The project came about when he needed to test the top speed of a stepper motor. After putting it together the project became an important diagnostic tool for a larger project – not only does it test the top speed of stepper motors but it also works as a tool to verify code.
The tachometer measures rotational speed using only simple light sensor with an op-amp comparator circuit. While many mechanical engineers might cringe at the thought of an op-amp, Elliot’s team found a tutorial that explained them well.
A question was recently asked on the forum, how fast can attachInterrupt count pulses. I did some testing to find out, and made this video.
Turns out Teensy 3.2 can run about 1.25 million interrupts per second. Teensy 3.6 can do about 2.55 million per second. But these depend on assigning a top priority to the interrupt, as explained in the video.
Of course, both boards can use a timer to count pulses at very high rates, at least 30 MHz.

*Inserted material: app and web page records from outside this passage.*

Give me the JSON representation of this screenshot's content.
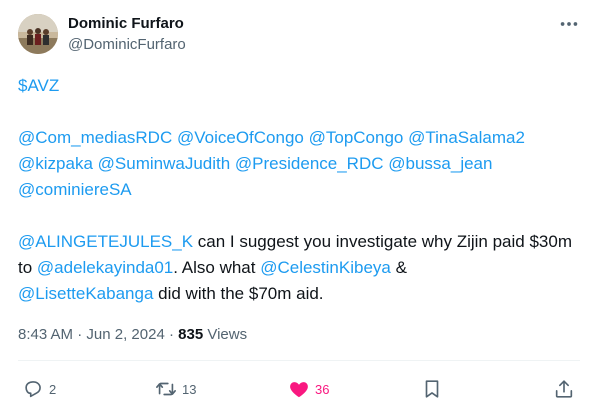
{
  "tweet": {
    "author_name": "Dominic Furfaro",
    "author_handle": "@DominicFurfaro",
    "cashtag": "$AVZ",
    "mentions_block": [
      "@Com_mediasRDC",
      "@VoiceOfCongo",
      "@TopCongo",
      "@TinaSalama2",
      "@kizpaka",
      "@SuminwaJudith",
      "@Presidence_RDC",
      "@bussa_jean",
      "@cominiereSA"
    ],
    "message": {
      "mention1": "@ALINGETEJULES_K",
      "text1": " can I suggest you investigate why Zijin paid $30m to ",
      "mention2": "@adelekayinda01",
      "text2": ". Also what ",
      "mention3": "@CelestinKibeya",
      "text3": " & ",
      "mention4": "@LisetteKabanga",
      "text4": " did with the $70m aid."
    },
    "time": "8:43 AM",
    "separator1": " · ",
    "date": "Jun 2, 2024",
    "separator2": " · ",
    "views_count": "835",
    "views_label": " Views"
  },
  "actions": {
    "replies": "2",
    "retweets": "13",
    "likes": "36",
    "liked": true
  },
  "colors": {
    "link": "#1d9bf0",
    "like_active": "#f91880",
    "muted": "#536471",
    "text": "#0f1419"
  }
}
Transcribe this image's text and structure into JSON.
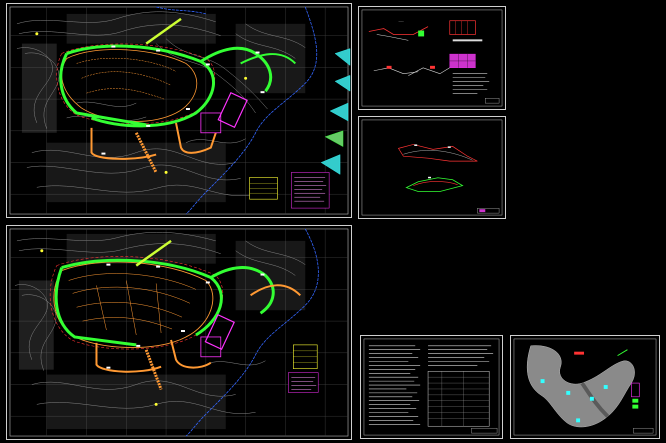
{
  "canvas": {
    "background": "#000000"
  },
  "colors": {
    "frame": "#cfcfcf",
    "contour": "#9a9a9a",
    "green": "#33ff33",
    "orange": "#ff9933",
    "red": "#ff3333",
    "magenta": "#ff33ff",
    "cyan": "#33ffff",
    "yellow": "#ffff33",
    "blue": "#3366ff",
    "white": "#ffffff"
  },
  "sheets": [
    {
      "id": "plan-top",
      "kind": "site-plan"
    },
    {
      "id": "plan-bottom",
      "kind": "site-plan"
    },
    {
      "id": "detail-sections",
      "kind": "sections"
    },
    {
      "id": "profile",
      "kind": "profile"
    },
    {
      "id": "notes",
      "kind": "notes"
    },
    {
      "id": "location-map",
      "kind": "map"
    }
  ]
}
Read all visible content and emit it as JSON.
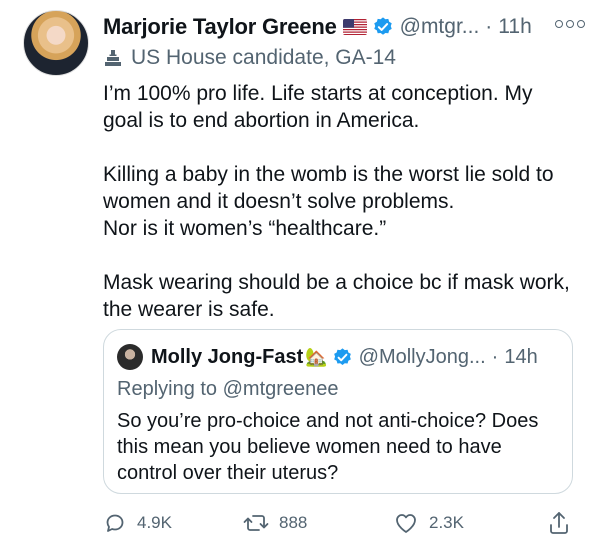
{
  "tweet": {
    "author_name": "Marjorie Taylor Greene",
    "handle": "@mtgr...",
    "separator": "·",
    "time": "11h",
    "label": "US House candidate, GA-14",
    "paragraphs": [
      "I’m 100% pro life.  Life starts at conception.  My goal is to end abortion in America.",
      "Killing a baby in the womb is the worst lie sold to women and it doesn’t solve problems.\nNor is it women’s “healthcare.”",
      "Mask wearing should be a choice bc if mask work, the wearer is safe."
    ]
  },
  "quoted": {
    "author_name": "Molly Jong-Fast",
    "house_emoji": "🏡",
    "handle": "@MollyJong...",
    "separator": "·",
    "time": "14h",
    "replying_prefix": "Replying to",
    "replying_to": "@mtgreenee",
    "text": "So you’re pro-choice and not anti-choice? Does this mean you believe women need to have control over their uterus?"
  },
  "actions": {
    "replies": "4.9K",
    "retweets": "888",
    "likes": "2.3K"
  },
  "colors": {
    "text": "#0f1419",
    "secondary": "#536471",
    "verified": "#1d9bf0",
    "border": "#cfd9de"
  },
  "icons": [
    "flag-us-icon",
    "verified-icon",
    "more-icon",
    "government-label-icon",
    "reply-icon",
    "retweet-icon",
    "like-icon",
    "share-icon"
  ]
}
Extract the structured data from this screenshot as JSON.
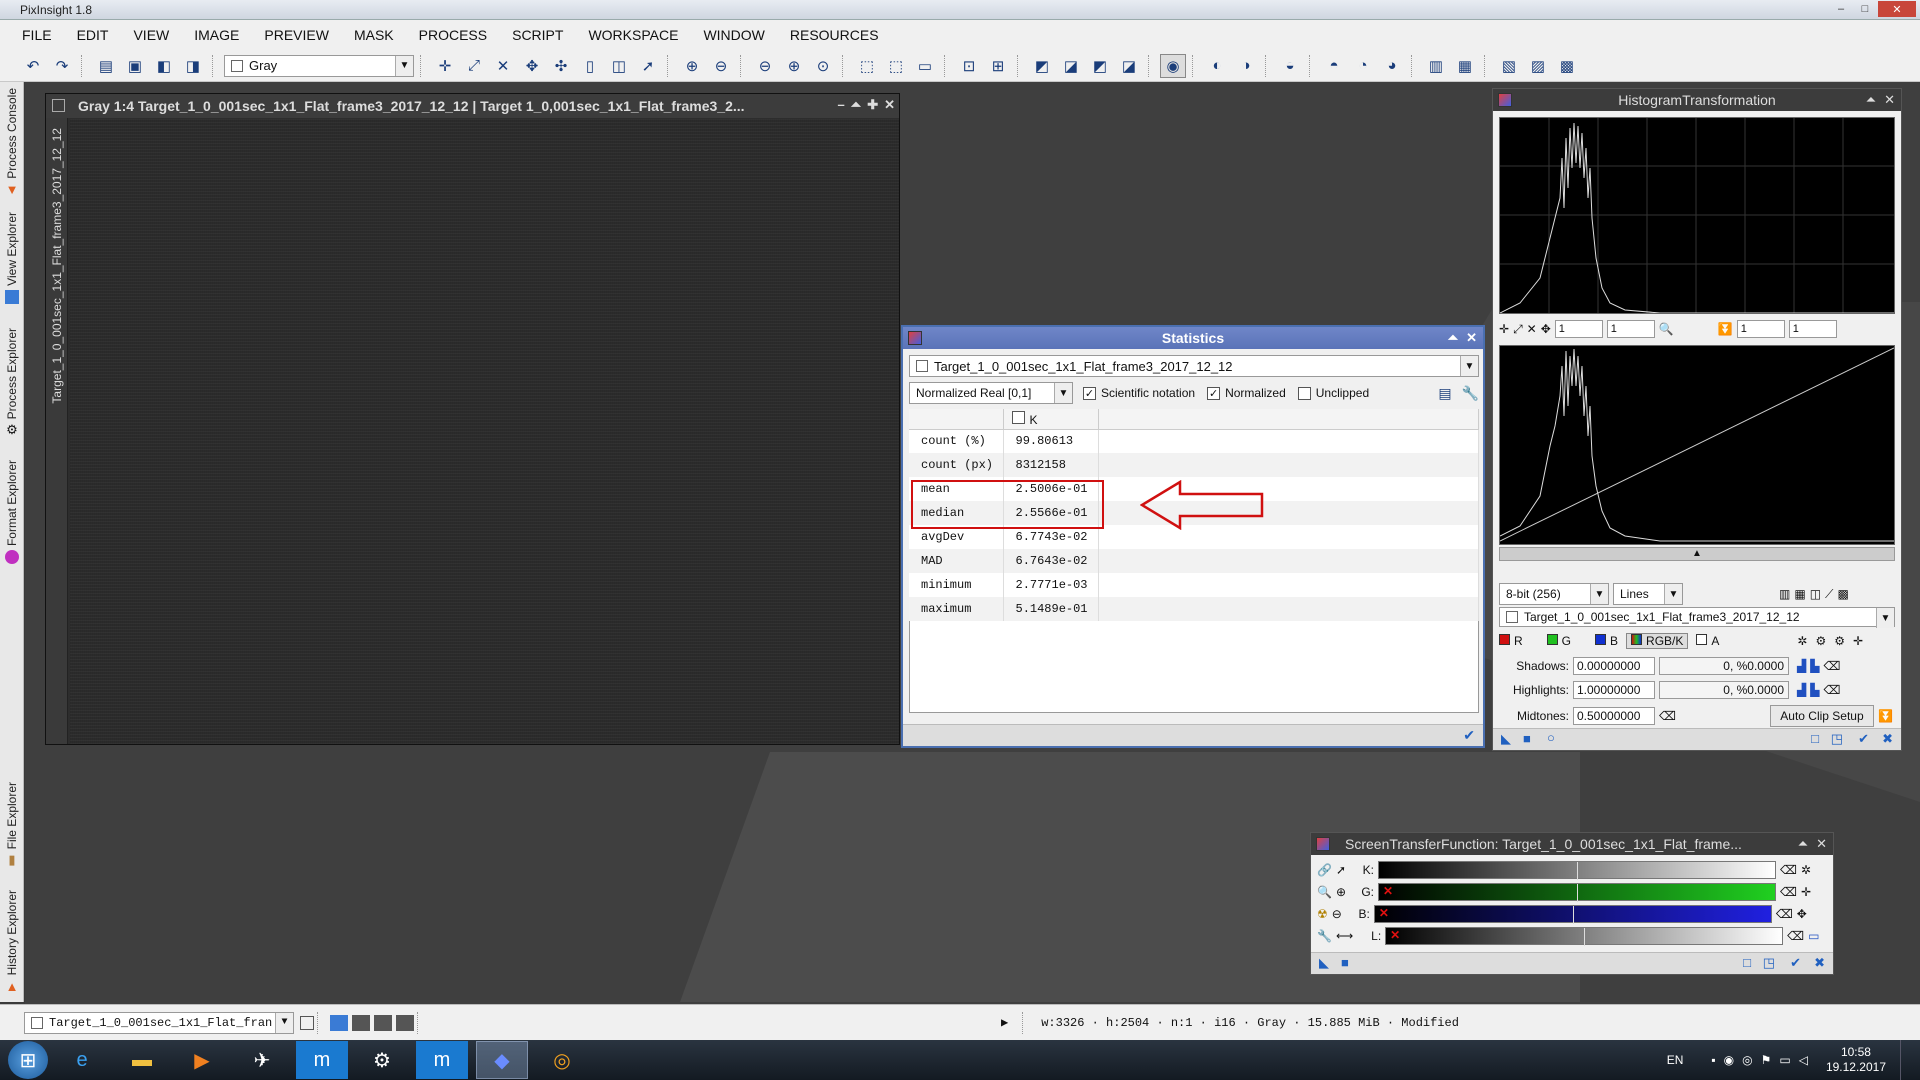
{
  "app": {
    "title": "PixInsight 1.8",
    "win_buttons": [
      "–",
      "□",
      "✕"
    ]
  },
  "menu": [
    "FILE",
    "EDIT",
    "VIEW",
    "IMAGE",
    "PREVIEW",
    "MASK",
    "PROCESS",
    "SCRIPT",
    "WORKSPACE",
    "WINDOW",
    "RESOURCES"
  ],
  "toolbar": {
    "channel_combo": "Gray"
  },
  "left_dock": {
    "tabs": [
      "Process Console",
      "View Explorer",
      "Process Explorer",
      "Format Explorer",
      "File Explorer",
      "History Explorer"
    ]
  },
  "image_window": {
    "title": "Gray 1:4 Target_1_0_001sec_1x1_Flat_frame3_2017_12_12 | Target 1_0,001sec_1x1_Flat_frame3_2...",
    "side_label": "Target_1_0_001sec_1x1_Flat_frame3_2017_12_12"
  },
  "statistics": {
    "title": "Statistics",
    "view": "Target_1_0_001sec_1x1_Flat_frame3_2017_12_12",
    "range": "Normalized Real [0,1]",
    "options": [
      {
        "label": "Scientific notation",
        "checked": true
      },
      {
        "label": "Normalized",
        "checked": true
      },
      {
        "label": "Unclipped",
        "checked": false
      }
    ],
    "channel_header": "K",
    "rows": [
      {
        "name": "count (%)",
        "value": "99.80613"
      },
      {
        "name": "count (px)",
        "value": "8312158"
      },
      {
        "name": "mean",
        "value": "2.5006e-01"
      },
      {
        "name": "median",
        "value": "2.5566e-01"
      },
      {
        "name": "avgDev",
        "value": "6.7743e-02"
      },
      {
        "name": "MAD",
        "value": "6.7643e-02"
      },
      {
        "name": "minimum",
        "value": "2.7771e-03"
      },
      {
        "name": "maximum",
        "value": "5.1489e-01"
      }
    ],
    "annotation_color": "#d01010"
  },
  "histogram": {
    "title": "HistogramTransformation",
    "zoom_values": [
      "1",
      "1",
      "1",
      "1"
    ],
    "bit_combo": "8-bit (256)",
    "graph_combo": "Lines",
    "view": "Target_1_0_001sec_1x1_Flat_frame3_2017_12_12",
    "channels": [
      {
        "label": "R",
        "color": "#d01010"
      },
      {
        "label": "G",
        "color": "#20c020"
      },
      {
        "label": "B",
        "color": "#1030d0"
      },
      {
        "label": "RGB/K",
        "color": "#444444"
      },
      {
        "label": "A",
        "color": "#ffffff"
      }
    ],
    "shadows": {
      "label": "Shadows:",
      "value": "0.00000000",
      "clip": "0, %0.0000"
    },
    "highlights": {
      "label": "Highlights:",
      "value": "1.00000000",
      "clip": "0, %0.0000"
    },
    "midtones": {
      "label": "Midtones:",
      "value": "0.50000000"
    },
    "auto_clip": "Auto Clip Setup"
  },
  "stf": {
    "title": "ScreenTransferFunction: Target_1_0_001sec_1x1_Flat_frame...",
    "channels": [
      {
        "label": "K:",
        "gradient": "linear-gradient(90deg,#000,#fff)"
      },
      {
        "label": "G:",
        "gradient": "linear-gradient(90deg,#000,#20d020)"
      },
      {
        "label": "B:",
        "gradient": "linear-gradient(90deg,#000,#2020e0)"
      },
      {
        "label": "L:",
        "gradient": "linear-gradient(90deg,#000,#fff)"
      }
    ]
  },
  "statusbar": {
    "view_combo": "Target_1_0_001sec_1x1_Flat_fran",
    "info": "w:3326 · h:2504 · n:1 · i16 · Gray · 15.885 MiB · Modified"
  },
  "taskbar": {
    "lang": "EN",
    "time": "10:58",
    "date": "19.12.2017"
  }
}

The project came about when he was having difficulty getting an expensive input board to work in a haunted house attraction. When he discovered that the iCade keyboard commands worked over a USB connection, he figured he could use an Arduio board and hood the USB side to an iPad and create his own interface. With a bit of research he got his project up and running.